◆ Work order
Please provide the entries below again, word for word.

◆ Excerpted records
========

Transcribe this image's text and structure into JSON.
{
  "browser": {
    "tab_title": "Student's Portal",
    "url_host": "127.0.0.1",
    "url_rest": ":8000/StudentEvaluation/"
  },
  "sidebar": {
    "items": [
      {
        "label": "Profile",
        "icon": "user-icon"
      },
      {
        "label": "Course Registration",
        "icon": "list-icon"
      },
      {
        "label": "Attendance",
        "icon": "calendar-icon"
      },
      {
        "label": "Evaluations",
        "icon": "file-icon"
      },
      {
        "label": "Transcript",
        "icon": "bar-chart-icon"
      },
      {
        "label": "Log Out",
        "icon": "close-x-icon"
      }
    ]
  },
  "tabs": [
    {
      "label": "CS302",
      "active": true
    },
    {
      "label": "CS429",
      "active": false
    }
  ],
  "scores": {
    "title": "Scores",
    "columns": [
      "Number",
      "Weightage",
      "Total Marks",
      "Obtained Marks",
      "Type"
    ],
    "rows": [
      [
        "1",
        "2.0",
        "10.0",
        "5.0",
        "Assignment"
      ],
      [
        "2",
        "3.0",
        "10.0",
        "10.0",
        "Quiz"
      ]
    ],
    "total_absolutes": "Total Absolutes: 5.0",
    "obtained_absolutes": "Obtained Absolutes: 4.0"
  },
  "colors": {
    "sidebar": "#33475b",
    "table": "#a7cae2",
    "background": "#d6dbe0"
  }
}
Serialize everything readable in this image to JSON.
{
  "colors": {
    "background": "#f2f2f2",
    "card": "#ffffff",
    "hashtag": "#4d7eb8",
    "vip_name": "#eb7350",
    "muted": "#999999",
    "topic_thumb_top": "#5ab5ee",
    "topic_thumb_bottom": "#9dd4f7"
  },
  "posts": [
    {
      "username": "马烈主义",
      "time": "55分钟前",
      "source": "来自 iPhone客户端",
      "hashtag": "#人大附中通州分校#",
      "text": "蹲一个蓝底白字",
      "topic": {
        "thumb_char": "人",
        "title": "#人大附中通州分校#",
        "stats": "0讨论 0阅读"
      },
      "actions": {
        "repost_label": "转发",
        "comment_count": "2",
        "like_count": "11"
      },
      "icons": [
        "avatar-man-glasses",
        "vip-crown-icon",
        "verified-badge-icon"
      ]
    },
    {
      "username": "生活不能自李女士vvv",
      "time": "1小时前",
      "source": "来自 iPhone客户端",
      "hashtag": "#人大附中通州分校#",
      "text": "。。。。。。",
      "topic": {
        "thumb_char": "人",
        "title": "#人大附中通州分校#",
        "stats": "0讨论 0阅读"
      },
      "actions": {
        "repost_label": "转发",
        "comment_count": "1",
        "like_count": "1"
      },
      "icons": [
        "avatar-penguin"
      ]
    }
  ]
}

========

◆ Written answer
Transcribe this image's text and structure into JSON.
{
  "browser": {
    "tab_title": "Student's Portal",
    "url_host": "127.0.0.1",
    "url_rest": ":8000/StudentEvaluation/"
  },
  "sidebar": {
    "items": [
      {
        "label": "Profile",
        "icon": "user-icon"
      },
      {
        "label": "Course Registration",
        "icon": "list-icon"
      },
      {
        "label": "Attendance",
        "icon": "calendar-icon"
      },
      {
        "label": "Evaluations",
        "icon": "file-icon"
      },
      {
        "label": "Transcript",
        "icon": "bar-chart-icon"
      },
      {
        "label": "Log Out",
        "icon": "close-x-icon"
      }
    ]
  },
  "tabs": [
    {
      "label": "CS302",
      "active": true
    },
    {
      "label": "CS429",
      "active": false
    }
  ],
  "scores": {
    "title": "Scores",
    "columns": [
      "Number",
      "Weightage",
      "Total Marks",
      "Obtained Marks",
      "Type"
    ],
    "rows": [
      [
        "1",
        "2.0",
        "10.0",
        "5.0",
        "Assignment"
      ],
      [
        "2",
        "3.0",
        "10.0",
        "10.0",
        "Quiz"
      ]
    ],
    "total_absolutes": "Total Absolutes: 5.0",
    "obtained_absolutes": "Obtained Absolutes: 4.0"
  },
  "colors": {
    "sidebar": "#33475b",
    "table": "#a7cae2",
    "background": "#d6dbe0"
  }
}
Serialize everything readable in this image to JSON.
{
  "colors": {
    "background": "#f2f2f2",
    "card": "#ffffff",
    "hashtag": "#4d7eb8",
    "vip_name": "#eb7350",
    "muted": "#999999",
    "topic_thumb_top": "#5ab5ee",
    "topic_thumb_bottom": "#9dd4f7"
  },
  "posts": [
    {
      "username": "马烈主义",
      "time": "55分钟前",
      "source": "来自 iPhone客户端",
      "hashtag": "#人大附中通州分校#",
      "text": "蹲一个蓝底白字",
      "topic": {
        "thumb_char": "人",
        "title": "#人大附中通州分校#",
        "stats": "0讨论 0阅读"
      },
      "actions": {
        "repost_label": "转发",
        "comment_count": "2",
        "like_count": "11"
      },
      "icons": [
        "avatar-man-glasses",
        "vip-crown-icon",
        "verified-badge-icon"
      ]
    },
    {
      "username": "生活不能自李女士vvv",
      "time": "1小时前",
      "source": "来自 iPhone客户端",
      "hashtag": "#人大附中通州分校#",
      "text": "。。。。。。",
      "topic": {
        "thumb_char": "人",
        "title": "#人大附中通州分校#",
        "stats": "0讨论 0阅读"
      },
      "actions": {
        "repost_label": "转发",
        "comment_count": "1",
        "like_count": "1"
      },
      "icons": [
        "avatar-penguin"
      ]
    }
  ]
}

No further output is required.